The corporation that now owned the Victorian house gave it a major update. The façade was covered in stucco, obliterating the first floor rustication. New entrance and window enframements included foliate keystones. But the most dramatic change came in the form of sculptural plaques and statuary that lent an eccentric Mediterranean feel to the structure.
|With its 1930s facelift No. 105 stood out on the reserved block. Note the ornate window guards at the second floor. photo NYPL Collection|
On November 29, 1940 Willard Brown died at the age of 70. His firm had become the Northern Insurance Company of New York. His nearly half century of living in the neighborhood was reflected in his position as treasurer of the Murray Hill Association as the time of his death.
|Marble plaques of frolicking cherubs adorned the facade -- photo by Alice Lum|
Although in 1947 the Department of Buildings still listed the property as a “one family dwelling,” it was most certainly not. In the late 1940s through the ‘50s Picture Magazines, Inc. was here, publishers of pulp magazines like Hit, Laff, Mr. and Famous Police Cases. Laff Magazine advertised in 1947 for “photos of girls or photos of unusual new interest for which they pay $5.00 each upon acceptance.”

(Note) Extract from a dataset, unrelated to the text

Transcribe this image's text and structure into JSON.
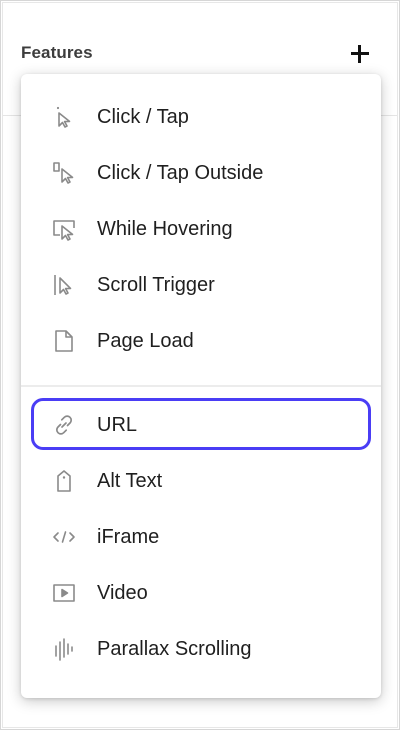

|photo by Alice Lum|
From May 1951 through September 1953 BIP Comic publishers was in the building, during which time it produced comic books like Atomic Attack, Gunsmoke and Youthful Romance, among others. At the same time the Advertising Club had its offices here.
There were still apartments on the upper floors and newspaper man Robert B. Parker lived here in the early 1950s, until his heart attack and death in an East Side restaurant in 1955 at the age of 48. At the time of his death the veteran foreign correspondent was United Nations bureau chief for The New York Daily News.
In 2005 the house was converted to four apartments. The unconventional 1930s façade with its plaques and amazingly-surviving statue is delightfully out of place and eye-catching.
|Among the row of once-identical homes, No. 105 begs for the spotlight with its unusual 1931 makeover -- photo by Alice Lum|